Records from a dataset
*** Block opens ***

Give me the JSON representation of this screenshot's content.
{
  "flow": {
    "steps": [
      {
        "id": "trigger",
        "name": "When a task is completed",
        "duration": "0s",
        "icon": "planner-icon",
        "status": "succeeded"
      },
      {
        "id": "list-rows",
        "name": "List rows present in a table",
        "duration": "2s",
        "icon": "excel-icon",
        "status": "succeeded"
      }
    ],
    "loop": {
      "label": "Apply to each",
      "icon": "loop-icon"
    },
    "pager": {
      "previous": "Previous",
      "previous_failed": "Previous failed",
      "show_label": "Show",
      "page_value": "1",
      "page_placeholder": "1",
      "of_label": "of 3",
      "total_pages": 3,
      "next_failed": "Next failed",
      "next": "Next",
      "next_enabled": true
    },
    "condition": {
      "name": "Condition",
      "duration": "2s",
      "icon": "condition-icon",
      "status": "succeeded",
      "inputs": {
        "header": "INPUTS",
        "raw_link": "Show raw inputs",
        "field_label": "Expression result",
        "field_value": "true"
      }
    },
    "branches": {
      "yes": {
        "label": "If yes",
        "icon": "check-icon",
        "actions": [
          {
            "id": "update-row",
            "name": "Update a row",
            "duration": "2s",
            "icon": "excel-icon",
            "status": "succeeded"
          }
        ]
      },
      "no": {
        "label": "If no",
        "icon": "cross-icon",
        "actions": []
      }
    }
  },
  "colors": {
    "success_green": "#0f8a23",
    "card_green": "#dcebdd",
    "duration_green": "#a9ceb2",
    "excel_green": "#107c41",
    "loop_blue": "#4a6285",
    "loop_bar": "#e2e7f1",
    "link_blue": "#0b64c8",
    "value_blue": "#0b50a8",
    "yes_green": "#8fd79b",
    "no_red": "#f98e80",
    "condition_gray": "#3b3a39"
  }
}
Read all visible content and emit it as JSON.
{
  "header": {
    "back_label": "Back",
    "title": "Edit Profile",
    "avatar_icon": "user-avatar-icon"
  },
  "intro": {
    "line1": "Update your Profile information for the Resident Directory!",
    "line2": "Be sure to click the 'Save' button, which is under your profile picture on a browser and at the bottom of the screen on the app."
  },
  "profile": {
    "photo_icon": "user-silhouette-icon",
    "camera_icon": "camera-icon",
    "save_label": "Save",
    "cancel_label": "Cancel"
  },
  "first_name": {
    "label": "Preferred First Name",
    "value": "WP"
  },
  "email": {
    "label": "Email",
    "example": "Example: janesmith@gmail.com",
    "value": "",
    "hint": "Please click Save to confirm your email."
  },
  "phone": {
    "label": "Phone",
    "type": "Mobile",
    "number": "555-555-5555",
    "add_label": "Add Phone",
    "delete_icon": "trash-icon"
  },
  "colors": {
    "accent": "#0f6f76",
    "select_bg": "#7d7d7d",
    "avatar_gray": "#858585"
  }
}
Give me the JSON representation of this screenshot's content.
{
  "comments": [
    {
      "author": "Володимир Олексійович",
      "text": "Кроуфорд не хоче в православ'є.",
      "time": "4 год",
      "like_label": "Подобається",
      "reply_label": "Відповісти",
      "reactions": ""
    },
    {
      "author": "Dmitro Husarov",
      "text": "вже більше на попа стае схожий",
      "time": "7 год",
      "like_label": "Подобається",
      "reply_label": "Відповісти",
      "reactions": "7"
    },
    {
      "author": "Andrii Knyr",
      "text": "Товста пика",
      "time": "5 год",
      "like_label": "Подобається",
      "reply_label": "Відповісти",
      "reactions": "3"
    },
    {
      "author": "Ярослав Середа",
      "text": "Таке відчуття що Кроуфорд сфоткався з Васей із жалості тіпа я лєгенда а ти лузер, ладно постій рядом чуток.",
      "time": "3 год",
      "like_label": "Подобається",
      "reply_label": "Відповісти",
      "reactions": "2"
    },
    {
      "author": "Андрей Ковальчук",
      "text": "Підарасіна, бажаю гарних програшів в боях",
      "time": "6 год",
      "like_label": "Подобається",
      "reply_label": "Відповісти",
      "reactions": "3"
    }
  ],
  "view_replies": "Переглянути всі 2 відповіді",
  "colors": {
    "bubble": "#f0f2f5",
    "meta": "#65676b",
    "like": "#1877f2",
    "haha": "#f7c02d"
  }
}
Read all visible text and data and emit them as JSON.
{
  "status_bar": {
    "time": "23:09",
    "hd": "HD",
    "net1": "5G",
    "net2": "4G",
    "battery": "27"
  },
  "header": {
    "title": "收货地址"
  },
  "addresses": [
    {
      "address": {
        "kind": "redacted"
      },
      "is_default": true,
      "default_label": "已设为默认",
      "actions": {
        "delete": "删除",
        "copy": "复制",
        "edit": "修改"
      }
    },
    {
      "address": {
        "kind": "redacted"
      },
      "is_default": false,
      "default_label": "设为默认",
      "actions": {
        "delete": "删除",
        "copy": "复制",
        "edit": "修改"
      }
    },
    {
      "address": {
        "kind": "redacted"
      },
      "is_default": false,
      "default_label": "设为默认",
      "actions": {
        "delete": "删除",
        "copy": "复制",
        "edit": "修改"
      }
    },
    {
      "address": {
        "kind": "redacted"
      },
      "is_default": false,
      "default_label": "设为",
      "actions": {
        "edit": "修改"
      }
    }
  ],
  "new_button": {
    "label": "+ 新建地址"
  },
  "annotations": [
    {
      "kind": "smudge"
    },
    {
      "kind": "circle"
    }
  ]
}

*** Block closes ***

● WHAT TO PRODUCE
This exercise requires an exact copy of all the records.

● YOUR RESPONSE
Give me the JSON representation of this screenshot's content.
{
  "flow": {
    "steps": [
      {
        "id": "trigger",
        "name": "When a task is completed",
        "duration": "0s",
        "icon": "planner-icon",
        "status": "succeeded"
      },
      {
        "id": "list-rows",
        "name": "List rows present in a table",
        "duration": "2s",
        "icon": "excel-icon",
        "status": "succeeded"
      }
    ],
    "loop": {
      "label": "Apply to each",
      "icon": "loop-icon"
    },
    "pager": {
      "previous": "Previous",
      "previous_failed": "Previous failed",
      "show_label": "Show",
      "page_value": "1",
      "page_placeholder": "1",
      "of_label": "of 3",
      "total_pages": 3,
      "next_failed": "Next failed",
      "next": "Next",
      "next_enabled": true
    },
    "condition": {
      "name": "Condition",
      "duration": "2s",
      "icon": "condition-icon",
      "status": "succeeded",
      "inputs": {
        "header": "INPUTS",
        "raw_link": "Show raw inputs",
        "field_label": "Expression result",
        "field_value": "true"
      }
    },
    "branches": {
      "yes": {
        "label": "If yes",
        "icon": "check-icon",
        "actions": [
          {
            "id": "update-row",
            "name": "Update a row",
            "duration": "2s",
            "icon": "excel-icon",
            "status": "succeeded"
          }
        ]
      },
      "no": {
        "label": "If no",
        "icon": "cross-icon",
        "actions": []
      }
    }
  },
  "colors": {
    "success_green": "#0f8a23",
    "card_green": "#dcebdd",
    "duration_green": "#a9ceb2",
    "excel_green": "#107c41",
    "loop_blue": "#4a6285",
    "loop_bar": "#e2e7f1",
    "link_blue": "#0b64c8",
    "value_blue": "#0b50a8",
    "yes_green": "#8fd79b",
    "no_red": "#f98e80",
    "condition_gray": "#3b3a39"
  }
}
Read all visible content and emit it as JSON.
{
  "header": {
    "back_label": "Back",
    "title": "Edit Profile",
    "avatar_icon": "user-avatar-icon"
  },
  "intro": {
    "line1": "Update your Profile information for the Resident Directory!",
    "line2": "Be sure to click the 'Save' button, which is under your profile picture on a browser and at the bottom of the screen on the app."
  },
  "profile": {
    "photo_icon": "user-silhouette-icon",
    "camera_icon": "camera-icon",
    "save_label": "Save",
    "cancel_label": "Cancel"
  },
  "first_name": {
    "label": "Preferred First Name",
    "value": "WP"
  },
  "email": {
    "label": "Email",
    "example": "Example: janesmith@gmail.com",
    "value": "",
    "hint": "Please click Save to confirm your email."
  },
  "phone": {
    "label": "Phone",
    "type": "Mobile",
    "number": "555-555-5555",
    "add_label": "Add Phone",
    "delete_icon": "trash-icon"
  },
  "colors": {
    "accent": "#0f6f76",
    "select_bg": "#7d7d7d",
    "avatar_gray": "#858585"
  }
}
Give me the JSON representation of this screenshot's content.
{
  "comments": [
    {
      "author": "Володимир Олексійович",
      "text": "Кроуфорд не хоче в православ'є.",
      "time": "4 год",
      "like_label": "Подобається",
      "reply_label": "Відповісти",
      "reactions": ""
    },
    {
      "author": "Dmitro Husarov",
      "text": "вже більше на попа стае схожий",
      "time": "7 год",
      "like_label": "Подобається",
      "reply_label": "Відповісти",
      "reactions": "7"
    },
    {
      "author": "Andrii Knyr",
      "text": "Товста пика",
      "time": "5 год",
      "like_label": "Подобається",
      "reply_label": "Відповісти",
      "reactions": "3"
    },
    {
      "author": "Ярослав Середа",
      "text": "Таке відчуття що Кроуфорд сфоткався з Васей із жалості тіпа я лєгенда а ти лузер, ладно постій рядом чуток.",
      "time": "3 год",
      "like_label": "Подобається",
      "reply_label": "Відповісти",
      "reactions": "2"
    },
    {
      "author": "Андрей Ковальчук",
      "text": "Підарасіна, бажаю гарних програшів в боях",
      "time": "6 год",
      "like_label": "Подобається",
      "reply_label": "Відповісти",
      "reactions": "3"
    }
  ],
  "view_replies": "Переглянути всі 2 відповіді",
  "colors": {
    "bubble": "#f0f2f5",
    "meta": "#65676b",
    "like": "#1877f2",
    "haha": "#f7c02d"
  }
}
Read all visible text and data and emit them as JSON.
{
  "status_bar": {
    "time": "23:09",
    "hd": "HD",
    "net1": "5G",
    "net2": "4G",
    "battery": "27"
  },
  "header": {
    "title": "收货地址"
  },
  "addresses": [
    {
      "address": {
        "kind": "redacted"
      },
      "is_default": true,
      "default_label": "已设为默认",
      "actions": {
        "delete": "删除",
        "copy": "复制",
        "edit": "修改"
      }
    },
    {
      "address": {
        "kind": "redacted"
      },
      "is_default": false,
      "default_label": "设为默认",
      "actions": {
        "delete": "删除",
        "copy": "复制",
        "edit": "修改"
      }
    },
    {
      "address": {
        "kind": "redacted"
      },
      "is_default": false,
      "default_label": "设为默认",
      "actions": {
        "delete": "删除",
        "copy": "复制",
        "edit": "修改"
      }
    },
    {
      "address": {
        "kind": "redacted"
      },
      "is_default": false,
      "default_label": "设为",
      "actions": {
        "edit": "修改"
      }
    }
  ],
  "new_button": {
    "label": "+ 新建地址"
  },
  "annotations": [
    {
      "kind": "smudge"
    },
    {
      "kind": "circle"
    }
  ]
}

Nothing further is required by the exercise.